Raw materials fuel producer price inflation
Producer price inflation in the mainland picked up pace for the first time in four months in August as raw material costs increased.
The figure sets the stage for a set of macroeconomic indicators for last month, including the consumer price index and the trade surplus due as soon as today.
Although a pillar of the consumer price index is foodstuffs, many economists worry that the inflationary trend on factory-gate prices will add fuel to the already sizzling economy.
The producer price inflation rose 2.6 per cent from a year earlier, compared with a 2.4 per cent gain in July and the fastest since May's 2.8 per cent, according to the National Bureau of Statistics.
Non-ferrous metal products led August's price increases at 12.2 per cent, while food gained 8.6 per cent compared with 7.8 per cent in July and raw materials rose 3.9 per cent, slowing from 4.3 per cent.
'The inflationary trend is still in the pipeline,' Bank of East Asia chief economist Paul Tang Sai-on said.
The export-led economy grew an annualised 11.9 per cent in the second quarter of this year as industrial production jacked up costs of resources such as coal, copper and steel.
Some economists blamed the increases on inefficiency in factories, especially those in the western and remote parts of the country, which added to prices of resources, energy and raw materials.
Steeper increases in producer prices plus a continuing rise in meat prices were expected to have sent the nation's consumer price inflation to a fresh peak last month, economists said.
A Bloomberg poll of 24 economists showed a consensus of 5.9 per cent growth in last month's consumer price inflation while the trade surplus may have widened 38 per cent to US$25.9 billion.
'For the time being, people are focused on food inflation,' said Credit Suisse chief regional economist Tao Dong.
'What we see is inflation spilling beyond food into other areas', such as wages.
American fast-food chain McDonald's lifted wages of the majority of its 45,000 mainland workforce an average 30 per cent on September 1, the first increase in 17 years.
Pork prices, which rose 64 per cent last week from a year earlier on dwindling supply, would continue to hover at high levels in coming months as winter spurred consumption, the Ministry of Commerce said.
'The consumer price index will continue to rise,' Mr Tao said. 'It can potentially be a serious issue.'
Beijing may have to raise interest rates substantially and to rapidly restore real interest rates to positive territory, he said.
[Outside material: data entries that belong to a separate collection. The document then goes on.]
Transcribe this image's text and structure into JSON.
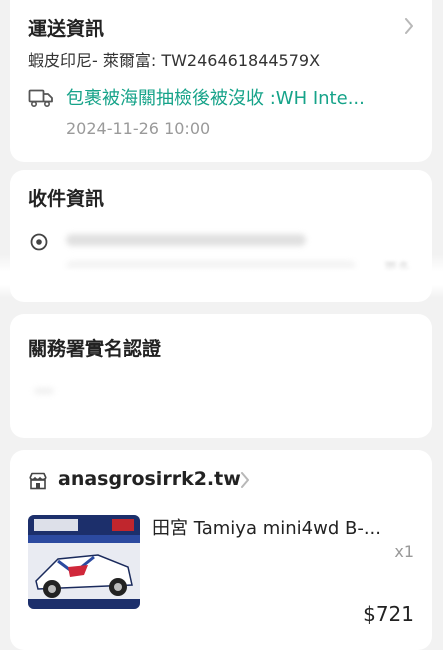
{
  "shipping": {
    "title": "運送資訊",
    "tracking": "蝦皮印尼- 萊爾富: TW246461844579X",
    "status": "包裹被海關抽檢後被沒收 :WH Inte...",
    "time": "2024-11-26 10:00"
  },
  "recipient": {
    "title": "收件資訊",
    "more": "更多"
  },
  "customs": {
    "title": "關務署實名認證"
  },
  "order": {
    "shop_name": "anasgrosirrk2.tw",
    "product_title": "田宮 Tamiya mini4wd B-...",
    "quantity": "x1",
    "price": "$721"
  },
  "colors": {
    "accent": "#16a389",
    "background": "#f2f2f2",
    "card": "#ffffff"
  },
  "icons": [
    "chevron-right-icon",
    "truck-icon",
    "location-pin-icon",
    "shop-icon"
  ]
}
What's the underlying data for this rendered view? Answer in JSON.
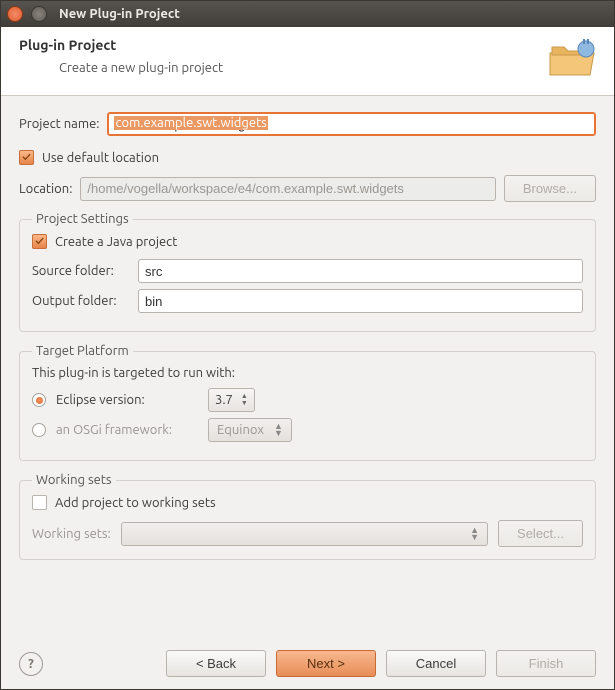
{
  "titlebar": {
    "title": "New Plug-in Project"
  },
  "banner": {
    "title": "Plug-in Project",
    "subtitle": "Create a new plug-in project"
  },
  "project_name": {
    "label": "Project name:",
    "value": "com.example.swt.widgets"
  },
  "use_default": {
    "label": "Use default location",
    "checked": true
  },
  "location": {
    "label": "Location:",
    "value": "/home/vogella/workspace/e4/com.example.swt.widgets",
    "browse": "Browse..."
  },
  "project_settings": {
    "legend": "Project Settings",
    "create_java": {
      "label": "Create a Java project",
      "checked": true
    },
    "source": {
      "label": "Source folder:",
      "value": "src"
    },
    "output": {
      "label": "Output folder:",
      "value": "bin"
    }
  },
  "target_platform": {
    "legend": "Target Platform",
    "desc": "This plug-in is targeted to run with:",
    "eclipse": {
      "label": "Eclipse version:",
      "value": "3.7",
      "selected": true
    },
    "osgi": {
      "label": "an OSGi framework:",
      "value": "Equinox",
      "selected": false
    }
  },
  "working_sets": {
    "legend": "Working sets",
    "add": {
      "label": "Add project to working sets",
      "checked": false
    },
    "label": "Working sets:",
    "select": "Select..."
  },
  "buttons": {
    "back": "< Back",
    "next": "Next >",
    "cancel": "Cancel",
    "finish": "Finish"
  },
  "icons": {
    "close": "close-icon",
    "minimize": "minimize-icon",
    "wizard": "folder-plug-icon",
    "help": "help-icon"
  }
}
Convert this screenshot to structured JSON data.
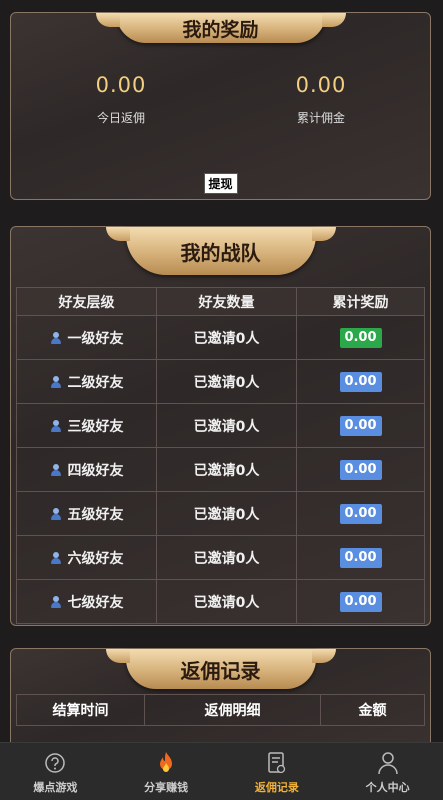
{
  "rewards": {
    "title": "我的奖励",
    "today": {
      "value": "0.00",
      "label": "今日返佣"
    },
    "total": {
      "value": "0.00",
      "label": "累计佣金"
    },
    "withdraw_label": "提现"
  },
  "team": {
    "title": "我的战队",
    "columns": [
      "好友层级",
      "好友数量",
      "累计奖励"
    ],
    "rows": [
      {
        "level": "一级好友",
        "count": "已邀请0人",
        "reward": "0.00",
        "reward_color": "#2aa84a"
      },
      {
        "level": "二级好友",
        "count": "已邀请0人",
        "reward": "0.00",
        "reward_color": "#5a8ee0"
      },
      {
        "level": "三级好友",
        "count": "已邀请0人",
        "reward": "0.00",
        "reward_color": "#5a8ee0"
      },
      {
        "level": "四级好友",
        "count": "已邀请0人",
        "reward": "0.00",
        "reward_color": "#5a8ee0"
      },
      {
        "level": "五级好友",
        "count": "已邀请0人",
        "reward": "0.00",
        "reward_color": "#5a8ee0"
      },
      {
        "level": "六级好友",
        "count": "已邀请0人",
        "reward": "0.00",
        "reward_color": "#5a8ee0"
      },
      {
        "level": "七级好友",
        "count": "已邀请0人",
        "reward": "0.00",
        "reward_color": "#5a8ee0"
      }
    ]
  },
  "records": {
    "title": "返佣记录",
    "columns": [
      "结算时间",
      "返佣明细",
      "金额"
    ]
  },
  "nav": {
    "items": [
      {
        "label": "爆点游戏",
        "icon": "help-circle-icon",
        "active": false
      },
      {
        "label": "分享赚钱",
        "icon": "flame-icon",
        "active": false
      },
      {
        "label": "返佣记录",
        "icon": "document-icon",
        "active": true
      },
      {
        "label": "个人中心",
        "icon": "user-icon",
        "active": false
      }
    ]
  }
}
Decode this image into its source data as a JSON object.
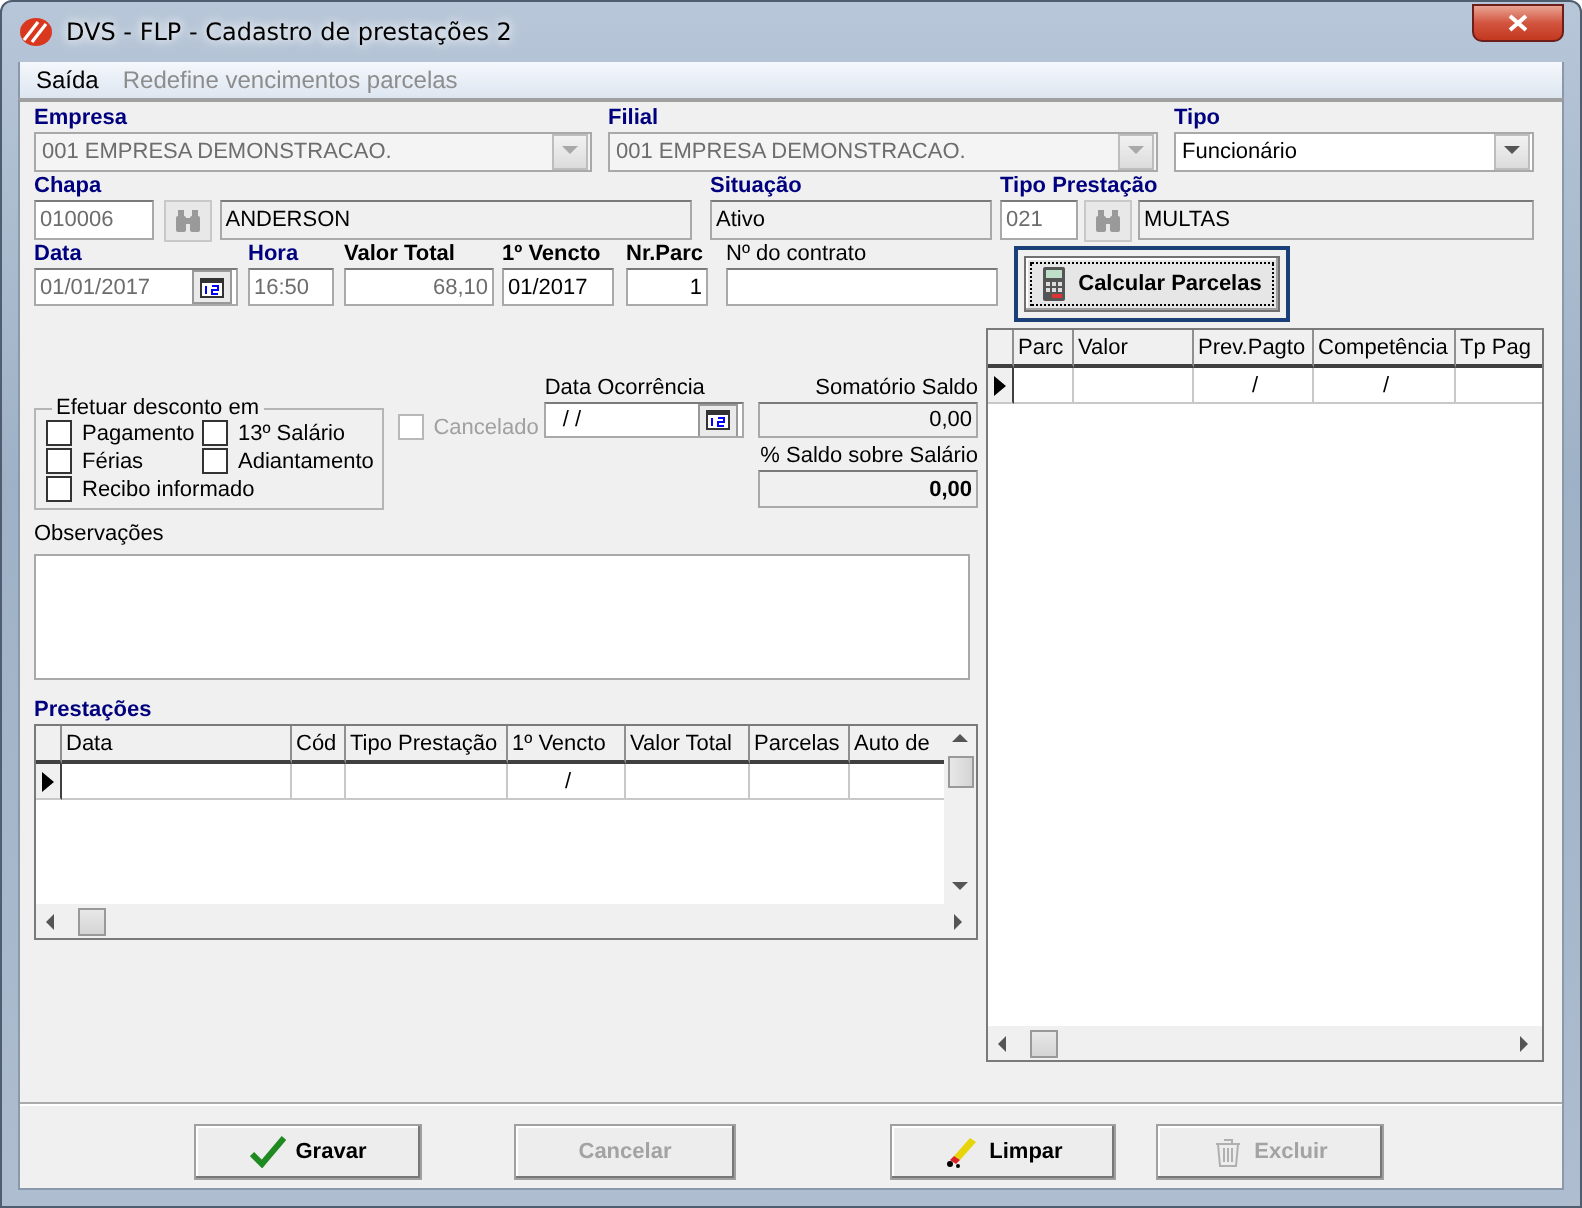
{
  "window": {
    "title": "DVS - FLP - Cadastro de prestações 2"
  },
  "menu": [
    {
      "label": "Saída",
      "disabled": false
    },
    {
      "label": "Redefine vencimentos parcelas",
      "disabled": true
    }
  ],
  "empresa": {
    "label": "Empresa",
    "required": true,
    "value": "001 EMPRESA DEMONSTRACAO.",
    "disabled": true
  },
  "filial": {
    "label": "Filial",
    "required": true,
    "value": "001 EMPRESA DEMONSTRACAO.",
    "disabled": true
  },
  "tipo": {
    "label": "Tipo",
    "required": true,
    "value": "Funcionário",
    "disabled": false
  },
  "chapa": {
    "label": "Chapa",
    "required": true,
    "code": "010006",
    "name": "ANDERSON"
  },
  "situacao": {
    "label": "Situação",
    "required": true,
    "value": "Ativo"
  },
  "tipo_prestacao": {
    "label": "Tipo Prestação",
    "required": true,
    "code": "021",
    "name": "MULTAS"
  },
  "data": {
    "label": "Data",
    "required": true,
    "value": "01/01/2017"
  },
  "hora": {
    "label": "Hora",
    "required": true,
    "value": "16:50"
  },
  "valor_total": {
    "label": "Valor Total",
    "required": false,
    "bold": true,
    "value": "68,10"
  },
  "primeiro_vencto": {
    "label": "1º Vencto",
    "required": false,
    "bold": true,
    "value": "01/2017"
  },
  "nr_parc": {
    "label": "Nr.Parc",
    "required": false,
    "bold": true,
    "value": "1"
  },
  "numero_contrato": {
    "label": "Nº do contrato",
    "required": false,
    "bold": false
  },
  "calcular_button": {
    "label": "Calcular Parcelas",
    "focused": true
  },
  "desconto": {
    "title": "Efetuar desconto em",
    "options": [
      {
        "label": "Pagamento",
        "checked": false
      },
      {
        "label": "13º Salário",
        "checked": false
      },
      {
        "label": "Férias",
        "checked": false
      },
      {
        "label": "Adiantamento",
        "checked": false
      },
      {
        "label": "Recibo informado",
        "checked": false
      }
    ]
  },
  "cancelado": {
    "label": "Cancelado",
    "checked": false,
    "disabled": true
  },
  "data_ocorrencia": {
    "label": "Data Ocorrência",
    "value": "/ /"
  },
  "somatorio_saldo": {
    "label": "Somatório Saldo",
    "value": "0,00"
  },
  "saldo_salario": {
    "label": "% Saldo sobre Salário",
    "value": "0,00"
  },
  "observacoes": {
    "label": "Observações"
  },
  "prestacoes": {
    "label": "Prestações",
    "columns": [
      "Data",
      "Cód",
      "Tipo Prestação",
      "1º Vencto",
      "Valor Total",
      "Parcelas",
      "Auto de"
    ],
    "rows": [
      {
        "current": true,
        "cells": [
          "",
          "",
          "",
          "/",
          "",
          "",
          ""
        ]
      }
    ]
  },
  "parcelas": {
    "columns": [
      "Parc",
      "Valor",
      "Prev.Pagto",
      "Competência",
      "Tp Pag"
    ],
    "rows": [
      {
        "current": true,
        "cells": [
          "",
          "",
          "/",
          "/",
          ""
        ]
      }
    ]
  },
  "buttons": [
    {
      "label": "Gravar",
      "kind": "check",
      "disabled": false
    },
    {
      "label": "Cancelar",
      "kind": "plain",
      "disabled": true
    },
    {
      "label": "Limpar",
      "kind": "eraser",
      "disabled": false
    },
    {
      "label": "Excluir",
      "kind": "trash",
      "disabled": true
    }
  ]
}
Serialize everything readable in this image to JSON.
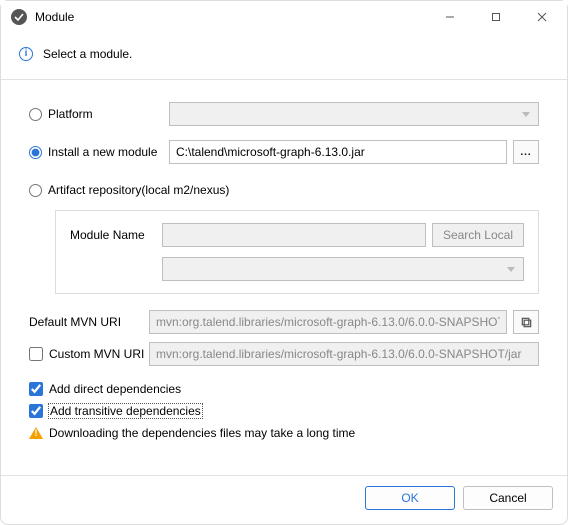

Citi China economist Shen Minggao, who estimated the August trade surplus at a record US$28.9 billion, said global appetite for mainland goods would continue to outpace domestic demand.